Hogan AB, et al. Within-country Age-based Prioritisation, Global Allocation, and Public Health Impact of a Vaccine Against SARS-CoV-2: a Mathematical Modelling Analysis. Vaccine. 2021 05 21;39(22):2995-3006. PubMed PMID: 33933313.
* Article titles in AMA citation format should be in sentence-case
TY - JOUR T1 - Within-country age-based prioritisation, global allocation, and public health impact of a vaccine against SARS-CoV-2: A mathematical modelling analysis. AU - Hogan,Alexandra B, AU - Winskill,Peter, AU - Watson,Oliver J, AU - Walker,Patrick G T, AU - Whittaker,Charles, AU - Baguelin,Marc, AU - Brazeau,Nicholas F, AU - Charles,Giovanni D, AU - Gaythorpe,Katy A M, AU - Hamlet,Arran, AU - Knock,Edward, AU - Laydon,Daniel J, AU - Lees,John A, AU - Løchen,Alessandra, AU - Verity,Robert, AU - Whittles,Lilith K, AU - Muhib,Farzana, AU - Hauck,Katharina, AU - Ferguson,Neil M, AU - Ghani,Azra C, Y1 - 2021/04/08/ PY - 2021/03/29/received PY - 2021/04/01/accepted PY - 2021/5/3/pubmed PY - 2021/5/28/medline PY - 2021/5/2/entrez KW - COVID-19 KW - Mathematical model KW - Optimisation KW - SARS-CoV-2 KW - Vaccination model SP - 2995 EP - 3006 JF - Vaccine JO - Vaccine VL - 39 IS - 22 N2 - The worldwide endeavour to develop safe and effective COVID-19 vaccines has been extraordinary, and vaccination is now underway in many countries.

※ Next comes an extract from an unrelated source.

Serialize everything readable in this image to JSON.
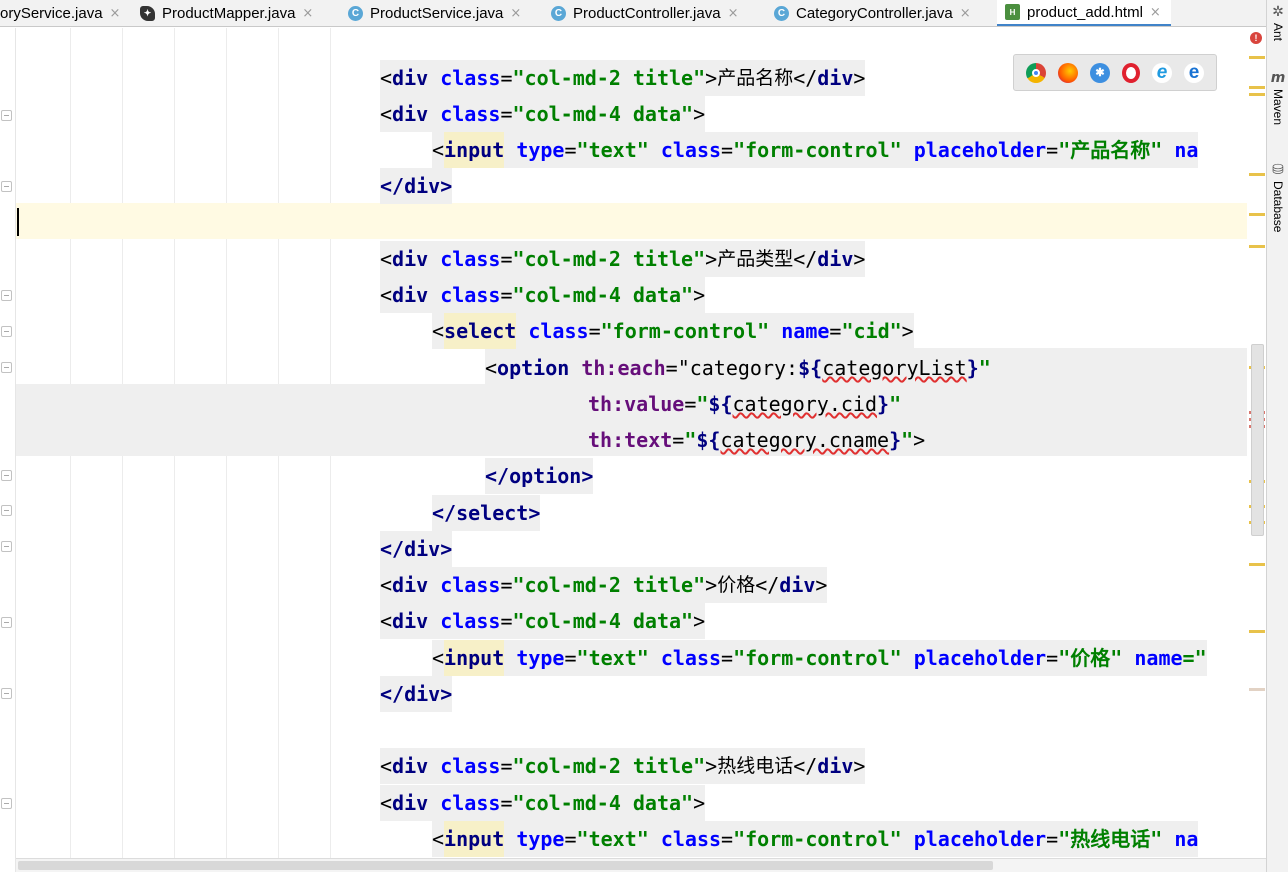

However, the doses available in 2021 are likely to be limited. We extend a mathematical model of SARS-CoV-2 transmission across different country settings to evaluate the public health impact of potential vaccines using WHO-developed target product profiles. We identify optimal vaccine allocation strategies within- and between-countries to maximise averted deaths under constraints on dose supply. We find that the health impact of SARS-CoV-2 vaccination depends on the cumulative population-level infection incidence when vaccination begins, the duration of natural immunity, the trajectory of the epidemic prior to vaccination, and the level of healthcare available to effectively treat those with disease. Within a country we find that for a limited supply (doses for < 20% of the population) the optimal strategy is to target the elderly. However, with a larger supply, if vaccination can occur while other interventions are maintained, the optimal strategy switches to targeting key transmitters to indirectly protect the vulnerable. As supply increases, vaccines that reduce or block infection have a greater impact than those that prevent disease alone due to the indirect protection provided to high-risk groups. Given a 2 billion global dose supply in 2021, we find that a strategy in which doses are allocated to countries proportional to population size is close to optimal in averting deaths and aligns with the ethical principles agreed in pandemic preparedness planning. SN - 1873-2518 UR - https://www.unboundmedicine.com/medline/citation/33933313/Within_country_age_based_prioritisation_global_allocation_and_public_health_impact_of_a_vaccine_against_SARS_CoV_2:_A_mathematical_modelling_analysis_ L2 - https://linkinghub.elsevier.com/retrieve/pii/S0264-410X(21)00427-8 DB - PRIME DP - Unbound Medicine ER -